◆ Problem:
When a line below contains the word "background", it counts toward the total; give that total and nothing besides.

◆ Input data:
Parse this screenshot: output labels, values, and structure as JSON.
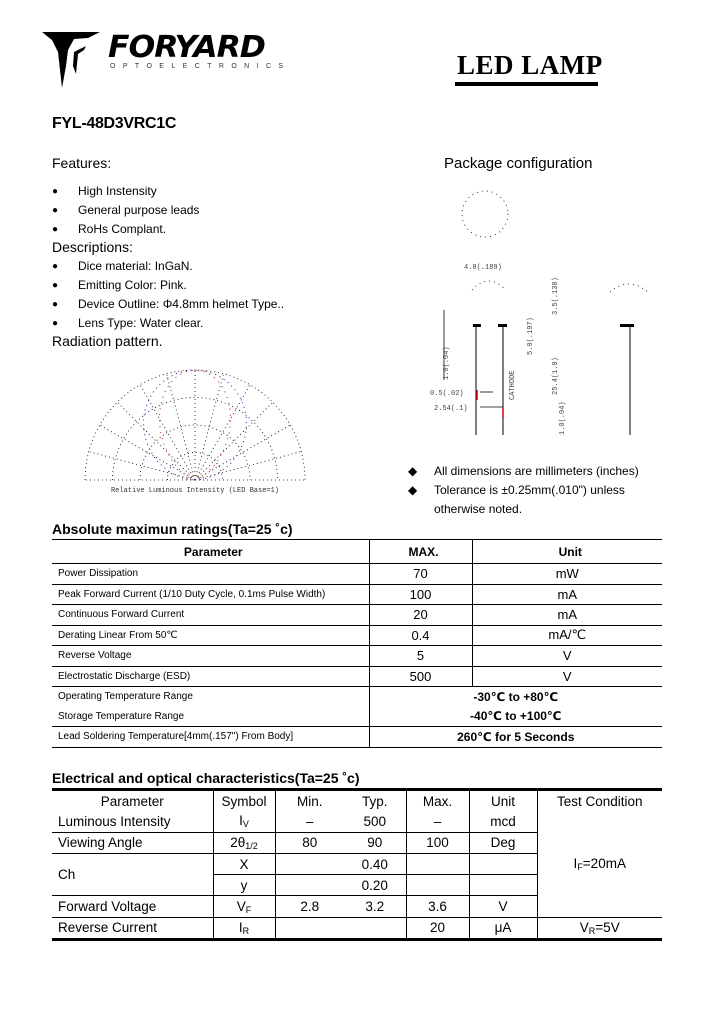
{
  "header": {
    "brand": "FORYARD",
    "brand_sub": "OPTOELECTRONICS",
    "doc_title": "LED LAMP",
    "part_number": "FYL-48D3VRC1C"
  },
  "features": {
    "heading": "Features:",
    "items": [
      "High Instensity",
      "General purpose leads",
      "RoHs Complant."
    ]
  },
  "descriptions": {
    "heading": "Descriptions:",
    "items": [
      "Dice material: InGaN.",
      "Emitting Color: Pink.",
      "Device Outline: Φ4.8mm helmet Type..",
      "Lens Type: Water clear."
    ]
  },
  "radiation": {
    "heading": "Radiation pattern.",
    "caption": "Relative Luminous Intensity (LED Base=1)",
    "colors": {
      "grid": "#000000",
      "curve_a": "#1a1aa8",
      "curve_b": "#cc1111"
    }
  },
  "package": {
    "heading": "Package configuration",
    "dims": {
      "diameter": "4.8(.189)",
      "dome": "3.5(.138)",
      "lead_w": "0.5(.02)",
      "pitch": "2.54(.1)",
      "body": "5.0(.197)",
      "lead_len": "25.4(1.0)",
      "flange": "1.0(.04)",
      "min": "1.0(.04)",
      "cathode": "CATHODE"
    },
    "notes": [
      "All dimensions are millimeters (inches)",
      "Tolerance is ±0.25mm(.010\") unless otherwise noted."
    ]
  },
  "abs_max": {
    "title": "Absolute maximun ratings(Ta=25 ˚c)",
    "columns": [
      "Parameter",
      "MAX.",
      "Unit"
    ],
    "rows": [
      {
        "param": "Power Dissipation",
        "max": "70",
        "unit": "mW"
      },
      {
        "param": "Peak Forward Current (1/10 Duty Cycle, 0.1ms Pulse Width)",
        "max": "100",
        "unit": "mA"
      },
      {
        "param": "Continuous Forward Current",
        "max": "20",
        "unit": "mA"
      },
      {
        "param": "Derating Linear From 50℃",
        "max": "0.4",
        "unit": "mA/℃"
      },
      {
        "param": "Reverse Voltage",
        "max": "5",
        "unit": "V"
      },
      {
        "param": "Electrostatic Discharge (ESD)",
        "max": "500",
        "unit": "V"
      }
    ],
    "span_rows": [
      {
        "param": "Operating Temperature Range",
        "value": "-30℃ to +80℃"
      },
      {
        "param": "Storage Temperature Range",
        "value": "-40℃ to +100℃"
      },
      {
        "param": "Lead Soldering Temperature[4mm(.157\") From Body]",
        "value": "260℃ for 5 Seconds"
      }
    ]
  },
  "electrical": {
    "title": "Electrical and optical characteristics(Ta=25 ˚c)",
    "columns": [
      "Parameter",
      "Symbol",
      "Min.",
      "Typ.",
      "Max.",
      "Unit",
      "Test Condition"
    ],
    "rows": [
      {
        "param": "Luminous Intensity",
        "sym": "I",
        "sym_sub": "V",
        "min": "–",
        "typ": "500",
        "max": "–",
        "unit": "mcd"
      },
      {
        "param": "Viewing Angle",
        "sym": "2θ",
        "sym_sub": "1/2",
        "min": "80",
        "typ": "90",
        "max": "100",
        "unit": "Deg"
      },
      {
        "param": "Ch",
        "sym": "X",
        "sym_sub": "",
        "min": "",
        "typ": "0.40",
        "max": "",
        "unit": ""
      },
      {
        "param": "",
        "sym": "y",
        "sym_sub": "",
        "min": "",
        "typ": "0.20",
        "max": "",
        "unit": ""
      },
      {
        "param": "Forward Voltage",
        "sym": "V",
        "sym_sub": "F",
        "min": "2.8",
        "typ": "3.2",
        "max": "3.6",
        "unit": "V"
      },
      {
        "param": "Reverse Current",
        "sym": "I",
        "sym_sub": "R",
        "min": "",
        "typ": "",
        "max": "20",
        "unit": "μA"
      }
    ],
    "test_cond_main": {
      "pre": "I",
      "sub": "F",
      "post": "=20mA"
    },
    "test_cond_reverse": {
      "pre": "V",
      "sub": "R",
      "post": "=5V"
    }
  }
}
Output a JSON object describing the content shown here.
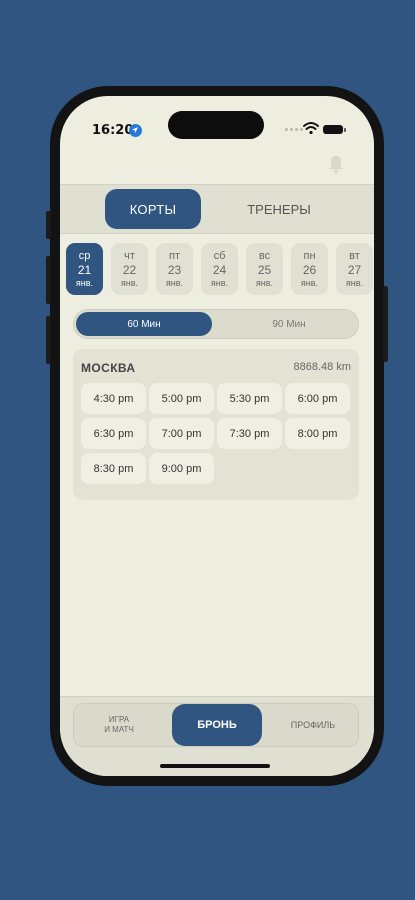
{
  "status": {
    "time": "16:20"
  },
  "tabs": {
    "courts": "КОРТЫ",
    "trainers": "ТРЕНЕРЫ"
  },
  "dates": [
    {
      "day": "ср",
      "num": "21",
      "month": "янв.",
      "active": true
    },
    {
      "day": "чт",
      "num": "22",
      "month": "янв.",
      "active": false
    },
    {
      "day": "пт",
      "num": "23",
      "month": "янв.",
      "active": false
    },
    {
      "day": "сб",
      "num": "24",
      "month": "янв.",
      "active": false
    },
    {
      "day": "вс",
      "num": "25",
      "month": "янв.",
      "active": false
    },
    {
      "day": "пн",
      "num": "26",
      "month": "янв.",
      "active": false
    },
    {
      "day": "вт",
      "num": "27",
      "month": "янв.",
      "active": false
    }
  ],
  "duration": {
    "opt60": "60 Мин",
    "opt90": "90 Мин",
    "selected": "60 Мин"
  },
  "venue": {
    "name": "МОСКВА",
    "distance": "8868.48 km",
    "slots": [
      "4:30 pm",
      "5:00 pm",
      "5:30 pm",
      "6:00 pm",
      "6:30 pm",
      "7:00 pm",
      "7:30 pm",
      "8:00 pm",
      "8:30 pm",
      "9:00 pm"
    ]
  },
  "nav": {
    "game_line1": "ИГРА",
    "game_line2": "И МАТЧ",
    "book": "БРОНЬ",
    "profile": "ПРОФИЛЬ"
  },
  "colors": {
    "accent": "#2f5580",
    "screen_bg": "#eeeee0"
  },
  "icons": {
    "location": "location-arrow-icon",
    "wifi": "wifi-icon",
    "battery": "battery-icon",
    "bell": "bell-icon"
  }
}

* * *

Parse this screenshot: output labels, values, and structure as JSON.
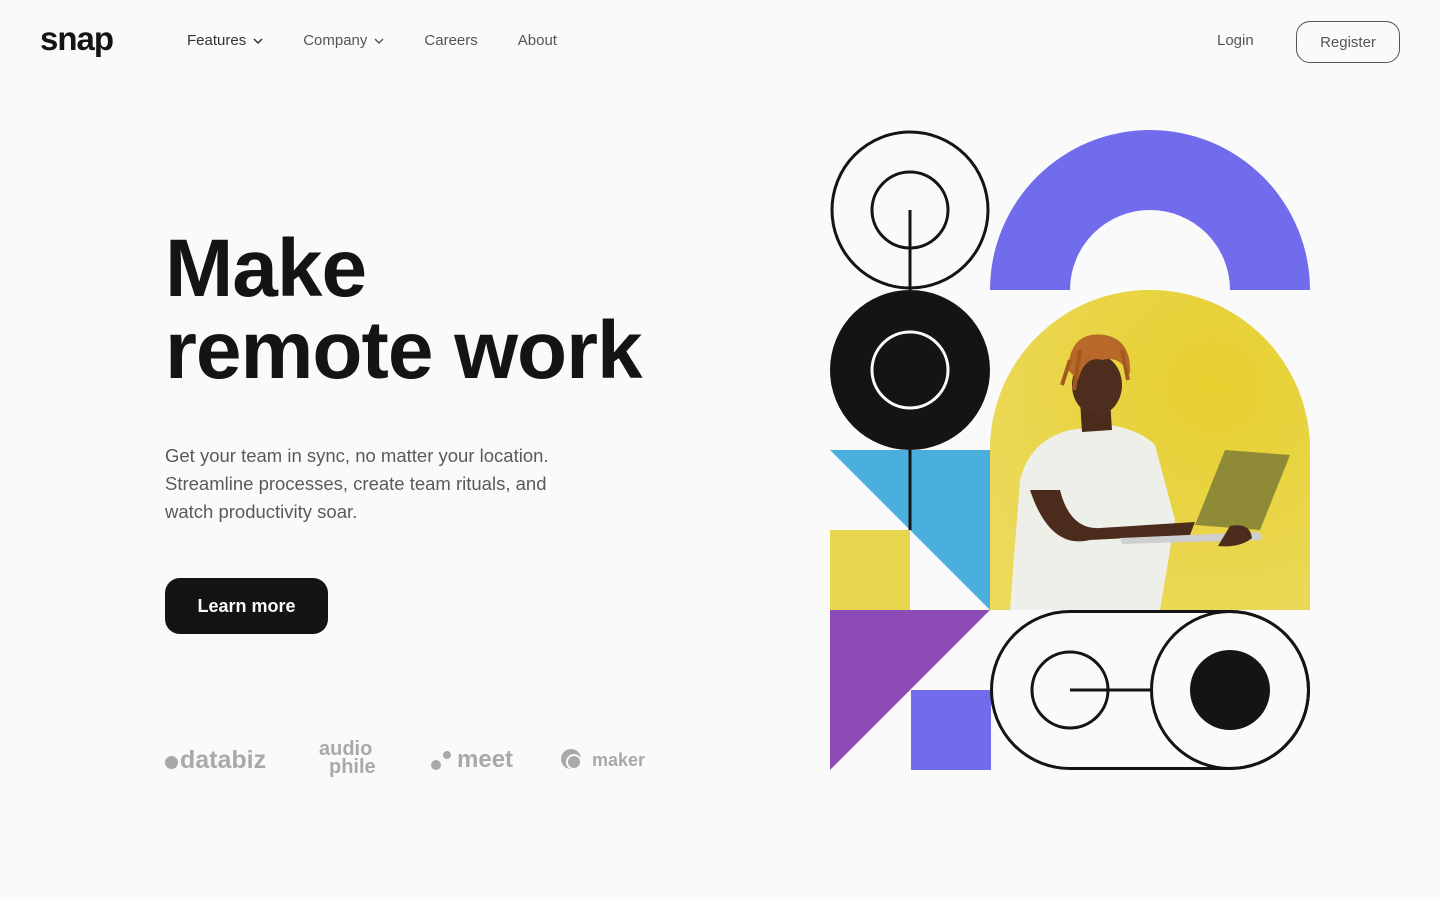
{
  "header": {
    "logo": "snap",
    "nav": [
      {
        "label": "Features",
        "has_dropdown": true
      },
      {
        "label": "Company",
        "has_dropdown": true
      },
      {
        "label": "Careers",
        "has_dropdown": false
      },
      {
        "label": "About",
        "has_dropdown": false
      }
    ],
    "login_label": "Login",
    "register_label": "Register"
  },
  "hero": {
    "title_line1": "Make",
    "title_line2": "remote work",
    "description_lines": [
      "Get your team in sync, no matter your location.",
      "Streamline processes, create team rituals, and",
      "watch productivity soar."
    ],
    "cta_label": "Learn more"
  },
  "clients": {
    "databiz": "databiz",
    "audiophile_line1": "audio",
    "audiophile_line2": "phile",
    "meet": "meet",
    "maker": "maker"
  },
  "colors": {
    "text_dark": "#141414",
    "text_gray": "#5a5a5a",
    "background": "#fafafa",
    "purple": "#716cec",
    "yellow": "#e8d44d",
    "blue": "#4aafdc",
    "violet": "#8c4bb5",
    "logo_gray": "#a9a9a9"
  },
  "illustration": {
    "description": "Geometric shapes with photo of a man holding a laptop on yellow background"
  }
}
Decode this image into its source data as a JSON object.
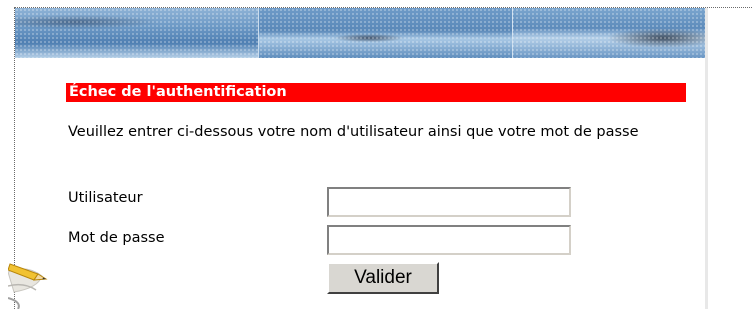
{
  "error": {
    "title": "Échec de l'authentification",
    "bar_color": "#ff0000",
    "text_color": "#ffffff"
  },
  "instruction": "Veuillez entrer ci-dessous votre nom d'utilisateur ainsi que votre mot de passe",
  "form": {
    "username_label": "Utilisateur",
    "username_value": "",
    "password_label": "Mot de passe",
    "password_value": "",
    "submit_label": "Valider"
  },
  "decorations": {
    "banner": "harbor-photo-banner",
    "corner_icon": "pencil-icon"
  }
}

◆ Output for this task:
2